There were seven of us in the audience for the play Vang at Mount Mercy University tonight, and it’s a shame because I think what the seven of us experienced will stick with us for a while.
Vang is a Hmong word for “garden” or “farm.” As you probably recall, the Hmong were a southeast Asian people, a minority in Laos, many of whom sided with the Americans in the Vietnam War. When Communists took over South Vietnam and Laos, many Hmong fled and eventually made their way to the United States.
In a happier time when Iowa’s Republican governor declared the state a haven for refugees, some Hmong settled here, and a community centered in Des Moines sprang up that included a couple who ran both a tailor shop and a small farm.
The play Vang actually recounts four immigrant couple’s stories: Toua and A Vang, a Hmong couple from Des Moines; Joseph and Haime Malual, Sudanese immigrants—he was a PhD student at Iowa State when the play was written; Beni and Ramona Chavez, Mexican immigrants and farmers from Marshalltown; and finally Jan and Dorine Boelen, Dutch dairy farmers who basically moved farming operations form The Netherlands to Iowa.
The play was a collaboration between poet and writer Mary Swander, who interviewed the people depicted and wove their stories into the play script; and Dennis Chamberlin, a Pulitzer-prize winning photographer who shot images of the people Swander interviewed.
The play is presented by an actress and actor who at first depicted Swander and Chamberlin, and then, in turn, each couple, as images of the “real” people are projected onto a screen. Each couple whose story is told has a poignant tale, often including harrowing adventures to get to the U.S. (although the Dutch couple basically had money from their farm in Europe and didn’t have the problems on the journey that the others shared). It was interesting to not only hear the immigrants’ stories, but also a bit of the back story of how Swander and Chamberlin struggled to find subjects for the project.

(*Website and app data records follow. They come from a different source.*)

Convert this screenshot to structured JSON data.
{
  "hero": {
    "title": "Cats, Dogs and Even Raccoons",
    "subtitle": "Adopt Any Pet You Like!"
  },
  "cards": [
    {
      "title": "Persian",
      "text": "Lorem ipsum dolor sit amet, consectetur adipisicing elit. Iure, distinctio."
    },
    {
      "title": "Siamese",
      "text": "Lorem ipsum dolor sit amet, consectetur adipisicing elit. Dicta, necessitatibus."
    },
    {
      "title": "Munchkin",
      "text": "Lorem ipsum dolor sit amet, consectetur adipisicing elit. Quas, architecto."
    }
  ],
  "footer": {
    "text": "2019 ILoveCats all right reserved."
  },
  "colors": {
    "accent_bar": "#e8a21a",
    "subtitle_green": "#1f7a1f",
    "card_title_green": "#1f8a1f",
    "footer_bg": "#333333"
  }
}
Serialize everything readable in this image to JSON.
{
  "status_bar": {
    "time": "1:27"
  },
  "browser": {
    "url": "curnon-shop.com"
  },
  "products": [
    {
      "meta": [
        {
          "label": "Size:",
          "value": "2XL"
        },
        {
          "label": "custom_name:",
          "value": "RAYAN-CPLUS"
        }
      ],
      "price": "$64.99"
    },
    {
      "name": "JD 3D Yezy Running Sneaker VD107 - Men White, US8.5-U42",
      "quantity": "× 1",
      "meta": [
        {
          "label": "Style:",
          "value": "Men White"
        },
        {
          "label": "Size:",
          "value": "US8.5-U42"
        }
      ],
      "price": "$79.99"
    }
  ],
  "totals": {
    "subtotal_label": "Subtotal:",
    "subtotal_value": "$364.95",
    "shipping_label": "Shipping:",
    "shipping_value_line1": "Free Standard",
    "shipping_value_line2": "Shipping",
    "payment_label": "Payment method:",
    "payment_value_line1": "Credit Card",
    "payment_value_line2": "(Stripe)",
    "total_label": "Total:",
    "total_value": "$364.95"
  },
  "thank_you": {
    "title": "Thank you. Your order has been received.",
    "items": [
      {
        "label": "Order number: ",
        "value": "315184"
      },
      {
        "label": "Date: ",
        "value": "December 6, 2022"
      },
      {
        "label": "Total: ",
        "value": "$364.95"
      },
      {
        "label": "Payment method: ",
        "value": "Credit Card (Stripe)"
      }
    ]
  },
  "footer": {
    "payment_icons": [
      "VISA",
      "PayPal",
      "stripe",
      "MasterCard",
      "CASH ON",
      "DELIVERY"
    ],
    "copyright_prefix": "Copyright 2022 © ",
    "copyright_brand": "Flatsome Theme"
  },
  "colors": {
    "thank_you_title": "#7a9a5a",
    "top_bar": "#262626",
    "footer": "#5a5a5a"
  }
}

It was also interesting how similar and how different the immigrants’ stories were. One similarity: the people from Somalia, Laos and Mexico all were a bit shocked by Iowa’s winters. Joseph Malual, the Somali man, is quoted as saying, “How can people live here?” as his reaction to his winter-time arrival in Iowa—but when Iowa turned green in the spring, he realized how life here is possible.
Like the Germans and Irish and Scots and English and others who settled here in the 19th century—and the Native Americans who lived off of this land before that—the new immigrants all seemed to have a visceral, positive reaction to the black, fertile soil of this place. Iowa—whatever else you can say about this unpretentious, rather dull patch of the United States, there is something about the earth of the Earth here—what grows here surprises you and seduces you and makes you want, like a prairie rose, to send down deep roots.
Or at least that’s what I was left feeling after seeing Vang.
The Fall Faculty Series this year has included several Saturday events, and so far, I would have to say that innovation has not exactly been successful. While many parts of the series have been popular, getting MMU students or faculty to show up to a Saturday event seems dicey.
We don’t yet have a University social climate that supports weekend events, or so it seems to me.
And that’s a shame. Vang was grand. I wish you had been there.